Agile practices – they’re not just for software development

Agile software development methodologies such as Scrum and Kanban have been widely adopted by software development teams in the industry. Although agile practices originated in the field of software development, other types of information technology teams can benefit from adopting similar approaches.

Basically, agile methods are a set of practices that help teams collaborate, organize their work, and get it done.

Agile methods for software development

The Agile methodology has become a widespread practice for software development in response to common frustrations in traditional software development projects, with their distinct and time-consuming phases of scoping, defining requirements, designing, building, and testing. Each of these sequential phases can take months, resulting in long software development cycles.

Especially in large organizations, traditional software projects can be difficult to manage and unsatisfying for those involved. If you’ve ever had to wrestle with hundreds of pages of business requirements documents, or reviewed requirements and designed walkthroughs for days, only to be disappointed with the software that was ultimately delivered nine to 12 months down the road, you’ll understand those frustrations.

At the risk of oversimplifying, I would describe agile software development as a shift to short software development cycles (weeks vs months) and a restructuring of how people work together to develop software. I have found that these changes greatly improve the software development experience for all parties involved.

Benefits of Incremental Delivery

Years ago, before agile methods were widely adopted, I asked one of my software development managers about his product release schedule. Since I came from a traditional software development organization, I expected to hear that it had two, three, or four major releases per year.

Somewhat apologetically, he replied that his team didn’t have an official release schedule, they just released features and improvements as soon as they were ready. Although unusual for its time, this phased and “agile” approach has proven to be an effective way to work for many teams, resulting in improved products and a better experience for team members. the team.

  • Product Benefits / Usability. Getting new features into the hands of users quickly offers significant benefits. Software can only deliver value when it’s in the hands of end users, so the sooner we release, the sooner we can realize that value. Feedback, whether positive or negative, is best gathered from actual usage, so the sooner we get that feedback, the better.

  • Benefits for the development team. Short development cycles, such as two weeks, can benefit release teams in many ways. Small development tasks are easier to estimate than large ones, making it easier to meet delivery deadlines. Short cycles establish clearly understood goals and limit the amount of work in progress. This gives teams the focus that helps them get things done. Software testing is simplified as a small amount of changes are introduced in each release.

Find better ways to work together

In addition to short development and release cycles, agile methods define a set of practices for how teams work together. A key concept is that the team is committed together to get the job done, which helps reduce overcommitment and finger pointing.

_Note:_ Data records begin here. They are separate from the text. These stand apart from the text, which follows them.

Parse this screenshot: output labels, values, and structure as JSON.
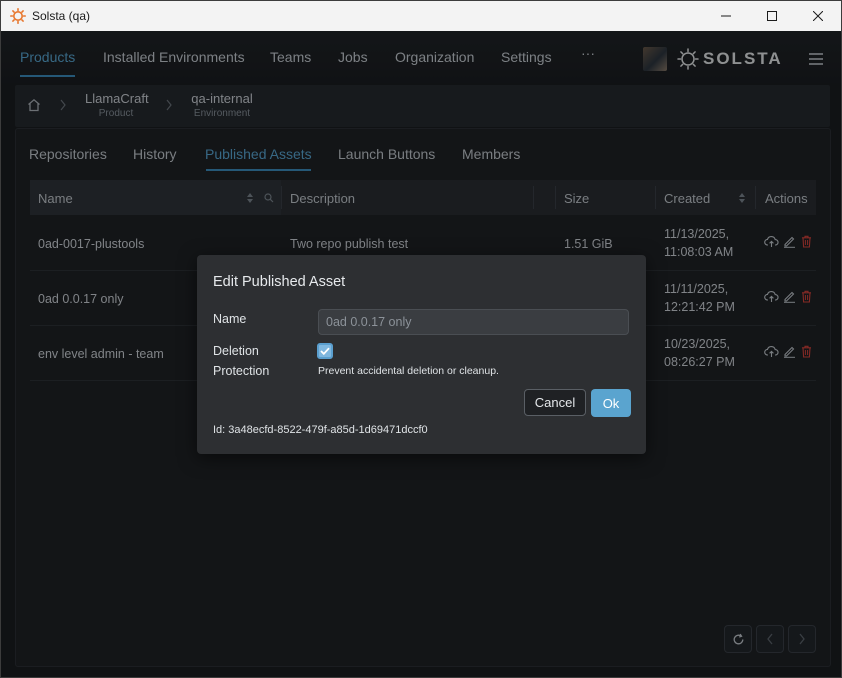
{
  "window": {
    "title": "Solsta (qa)"
  },
  "nav": {
    "items": [
      "Products",
      "Installed Environments",
      "Teams",
      "Jobs",
      "Organization",
      "Settings",
      "···"
    ],
    "logo_text": "SOLSTA"
  },
  "breadcrumb": {
    "items": [
      {
        "label": "LlamaCraft",
        "sublabel": "Product"
      },
      {
        "label": "qa-internal",
        "sublabel": "Environment"
      }
    ]
  },
  "tabs": [
    "Repositories",
    "History",
    "Published Assets",
    "Launch Buttons",
    "Members"
  ],
  "table": {
    "columns": {
      "name": "Name",
      "description": "Description",
      "size": "Size",
      "created": "Created",
      "actions": "Actions"
    },
    "rows": [
      {
        "name": "0ad-0017-plustools",
        "description": "Two repo publish test",
        "size": "1.51 GiB",
        "created_date": "11/13/2025,",
        "created_time": "11:08:03 AM"
      },
      {
        "name": "0ad 0.0.17 only",
        "description": "",
        "size": "",
        "created_date": "11/11/2025,",
        "created_time": "12:21:42 PM"
      },
      {
        "name": "env level admin - team",
        "description": "",
        "size": "",
        "created_date": "10/23/2025,",
        "created_time": "08:26:27 PM"
      }
    ]
  },
  "modal": {
    "title": "Edit Published Asset",
    "name_label": "Name",
    "name_value": "0ad 0.0.17 only",
    "deletion_label_1": "Deletion",
    "deletion_label_2": "Protection",
    "deletion_checked": true,
    "deletion_hint": "Prevent accidental deletion or cleanup.",
    "cancel_label": "Cancel",
    "ok_label": "Ok",
    "id_text": "Id: 3a48ecfd-8522-479f-a85d-1d69471dccf0"
  },
  "colors": {
    "accent": "#5aa8d6",
    "delete": "#d9443c",
    "background": "#1a1d21"
  }
}
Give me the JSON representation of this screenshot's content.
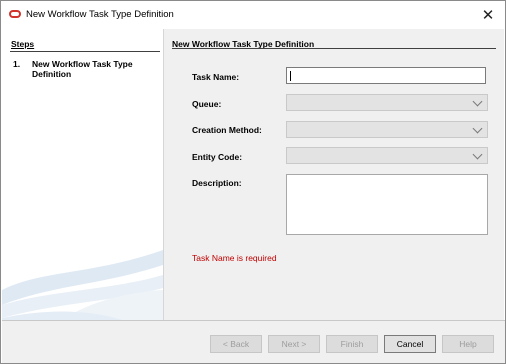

A common practice is to have small, self-managed, self-organizing teams that frequently interact with each other, such as in short daily “stand-up” meetings. Another common practice is to break down work into units that take a short time to complete (eg, one to three days). Additionally, many agile teams work together as a group to estimate work, increasing the accuracy of their estimates.

Beyond software development

Besides software development teams, other teams can benefit from adopting agile methods. Just as the field of project management has grown from its beginnings in engineering and construction to a more generalized discipline, agile methods can be widely useful for various types of work.

In my organization, agile methods have been adopted by a number of information technology teams, including the teams that support our enterprise EMR, data analytics, IT operations, and systems administration. Non-IT teams have also followed suit, for example in marketing and our innovation center.

Whatever the nature of your job, if you want to find a better way to work, consider Agile.

Glenn Fala is associate IT director of application development at Penn Medicine.

Gordon K. Morehouse